Look for "портфолио" in the records and copy every line that has it.

- _Extracted information_:
+-------+
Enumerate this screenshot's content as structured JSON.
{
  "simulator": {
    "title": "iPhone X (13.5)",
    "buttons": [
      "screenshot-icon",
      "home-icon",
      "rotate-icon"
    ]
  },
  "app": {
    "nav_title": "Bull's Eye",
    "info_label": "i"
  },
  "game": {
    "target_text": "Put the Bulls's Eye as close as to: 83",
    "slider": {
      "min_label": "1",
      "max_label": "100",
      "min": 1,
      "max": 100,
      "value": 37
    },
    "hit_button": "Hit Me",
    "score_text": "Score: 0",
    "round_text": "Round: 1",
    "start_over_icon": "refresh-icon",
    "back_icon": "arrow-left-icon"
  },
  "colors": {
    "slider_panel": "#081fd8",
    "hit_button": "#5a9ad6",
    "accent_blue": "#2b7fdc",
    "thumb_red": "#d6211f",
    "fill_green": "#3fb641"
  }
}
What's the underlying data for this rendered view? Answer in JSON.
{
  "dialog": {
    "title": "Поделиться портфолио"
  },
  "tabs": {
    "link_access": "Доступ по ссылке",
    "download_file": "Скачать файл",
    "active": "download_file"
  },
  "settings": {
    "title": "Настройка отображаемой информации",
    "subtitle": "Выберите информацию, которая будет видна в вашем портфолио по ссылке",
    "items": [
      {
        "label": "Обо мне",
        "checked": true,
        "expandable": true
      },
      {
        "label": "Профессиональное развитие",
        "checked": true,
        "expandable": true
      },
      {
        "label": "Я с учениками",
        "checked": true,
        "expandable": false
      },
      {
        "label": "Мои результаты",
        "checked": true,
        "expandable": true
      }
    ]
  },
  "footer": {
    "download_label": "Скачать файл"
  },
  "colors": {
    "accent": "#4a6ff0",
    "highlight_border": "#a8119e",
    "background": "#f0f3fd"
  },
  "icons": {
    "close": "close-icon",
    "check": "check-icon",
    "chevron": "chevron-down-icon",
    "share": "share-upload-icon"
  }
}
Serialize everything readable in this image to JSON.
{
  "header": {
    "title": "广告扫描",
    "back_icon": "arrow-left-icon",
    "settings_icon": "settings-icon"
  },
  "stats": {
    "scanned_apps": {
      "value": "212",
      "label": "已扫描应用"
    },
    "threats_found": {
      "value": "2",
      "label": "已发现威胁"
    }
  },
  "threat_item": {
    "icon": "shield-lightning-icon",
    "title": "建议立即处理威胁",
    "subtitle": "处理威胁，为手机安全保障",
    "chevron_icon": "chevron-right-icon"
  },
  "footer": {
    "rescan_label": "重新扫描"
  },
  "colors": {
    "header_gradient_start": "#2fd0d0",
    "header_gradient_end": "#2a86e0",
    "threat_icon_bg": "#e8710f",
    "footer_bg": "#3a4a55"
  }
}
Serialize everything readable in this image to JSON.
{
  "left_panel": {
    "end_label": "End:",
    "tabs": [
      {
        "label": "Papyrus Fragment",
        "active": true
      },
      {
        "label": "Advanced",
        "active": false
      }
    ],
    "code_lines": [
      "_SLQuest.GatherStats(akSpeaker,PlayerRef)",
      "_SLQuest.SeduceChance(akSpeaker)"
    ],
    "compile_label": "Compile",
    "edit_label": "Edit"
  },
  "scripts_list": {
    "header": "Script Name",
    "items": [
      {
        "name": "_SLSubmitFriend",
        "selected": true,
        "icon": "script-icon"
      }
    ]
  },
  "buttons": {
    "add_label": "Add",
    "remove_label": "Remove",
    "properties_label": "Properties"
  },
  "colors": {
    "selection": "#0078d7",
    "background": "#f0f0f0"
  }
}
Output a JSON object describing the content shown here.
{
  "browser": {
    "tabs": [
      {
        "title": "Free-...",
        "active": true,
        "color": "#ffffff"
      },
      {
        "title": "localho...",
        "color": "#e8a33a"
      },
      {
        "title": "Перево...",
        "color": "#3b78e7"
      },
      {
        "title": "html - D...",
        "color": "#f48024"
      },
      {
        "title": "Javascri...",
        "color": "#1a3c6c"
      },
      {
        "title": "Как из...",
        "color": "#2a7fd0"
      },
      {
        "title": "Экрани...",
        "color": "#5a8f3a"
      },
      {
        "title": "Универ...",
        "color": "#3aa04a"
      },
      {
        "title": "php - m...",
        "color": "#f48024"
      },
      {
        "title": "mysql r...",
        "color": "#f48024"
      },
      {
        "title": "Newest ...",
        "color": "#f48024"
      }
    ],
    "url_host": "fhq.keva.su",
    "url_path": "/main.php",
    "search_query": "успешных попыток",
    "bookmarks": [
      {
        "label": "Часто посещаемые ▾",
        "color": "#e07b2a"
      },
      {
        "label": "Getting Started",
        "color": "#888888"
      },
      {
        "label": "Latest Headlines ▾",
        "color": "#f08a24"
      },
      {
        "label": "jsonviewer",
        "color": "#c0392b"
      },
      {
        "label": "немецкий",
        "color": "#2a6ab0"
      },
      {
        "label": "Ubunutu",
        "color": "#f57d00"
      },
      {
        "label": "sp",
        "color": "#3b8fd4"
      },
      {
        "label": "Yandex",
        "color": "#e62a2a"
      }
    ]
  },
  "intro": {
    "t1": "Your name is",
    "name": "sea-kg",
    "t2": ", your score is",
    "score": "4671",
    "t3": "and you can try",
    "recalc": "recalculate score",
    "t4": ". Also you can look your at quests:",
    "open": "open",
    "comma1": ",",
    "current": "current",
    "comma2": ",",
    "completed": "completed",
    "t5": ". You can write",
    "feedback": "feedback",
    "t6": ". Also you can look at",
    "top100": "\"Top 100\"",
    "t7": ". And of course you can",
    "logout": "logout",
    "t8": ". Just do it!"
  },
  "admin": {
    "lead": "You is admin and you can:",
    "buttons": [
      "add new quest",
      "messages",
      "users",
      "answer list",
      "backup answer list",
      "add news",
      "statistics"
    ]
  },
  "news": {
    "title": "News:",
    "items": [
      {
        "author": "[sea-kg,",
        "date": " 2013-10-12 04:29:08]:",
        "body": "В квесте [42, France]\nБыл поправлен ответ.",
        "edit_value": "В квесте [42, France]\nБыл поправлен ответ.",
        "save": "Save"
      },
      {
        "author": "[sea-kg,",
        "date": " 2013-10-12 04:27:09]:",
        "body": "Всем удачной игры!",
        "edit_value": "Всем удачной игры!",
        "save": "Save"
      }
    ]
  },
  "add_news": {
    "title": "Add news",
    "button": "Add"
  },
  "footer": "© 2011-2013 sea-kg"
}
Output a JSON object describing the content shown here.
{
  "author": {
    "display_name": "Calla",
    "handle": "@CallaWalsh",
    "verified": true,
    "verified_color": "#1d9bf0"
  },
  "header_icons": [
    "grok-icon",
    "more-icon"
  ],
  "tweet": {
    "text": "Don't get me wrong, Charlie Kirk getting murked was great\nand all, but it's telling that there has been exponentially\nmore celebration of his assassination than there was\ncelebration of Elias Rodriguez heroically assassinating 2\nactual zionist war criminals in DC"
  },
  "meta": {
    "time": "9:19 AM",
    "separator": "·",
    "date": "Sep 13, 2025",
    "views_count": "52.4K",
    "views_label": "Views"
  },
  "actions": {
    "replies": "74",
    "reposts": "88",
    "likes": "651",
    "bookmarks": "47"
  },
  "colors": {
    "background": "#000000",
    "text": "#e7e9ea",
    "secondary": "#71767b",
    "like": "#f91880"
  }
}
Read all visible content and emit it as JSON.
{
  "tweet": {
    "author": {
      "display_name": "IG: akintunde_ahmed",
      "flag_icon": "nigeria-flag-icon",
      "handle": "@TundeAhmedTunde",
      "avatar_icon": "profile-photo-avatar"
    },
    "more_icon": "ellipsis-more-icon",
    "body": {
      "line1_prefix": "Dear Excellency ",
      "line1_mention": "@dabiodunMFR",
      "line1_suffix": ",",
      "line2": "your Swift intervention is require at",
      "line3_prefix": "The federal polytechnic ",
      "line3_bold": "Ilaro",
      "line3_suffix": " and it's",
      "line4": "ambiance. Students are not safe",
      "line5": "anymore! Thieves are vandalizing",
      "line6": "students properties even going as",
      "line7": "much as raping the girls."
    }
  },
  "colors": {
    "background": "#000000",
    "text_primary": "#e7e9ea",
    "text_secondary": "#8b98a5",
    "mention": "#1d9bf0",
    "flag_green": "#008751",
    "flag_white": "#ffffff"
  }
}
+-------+
- _Answer below_:
    "title": "Поделиться портфолио"
    "subtitle": "Выберите информацию, которая будет видна в вашем портфолио по ссылке",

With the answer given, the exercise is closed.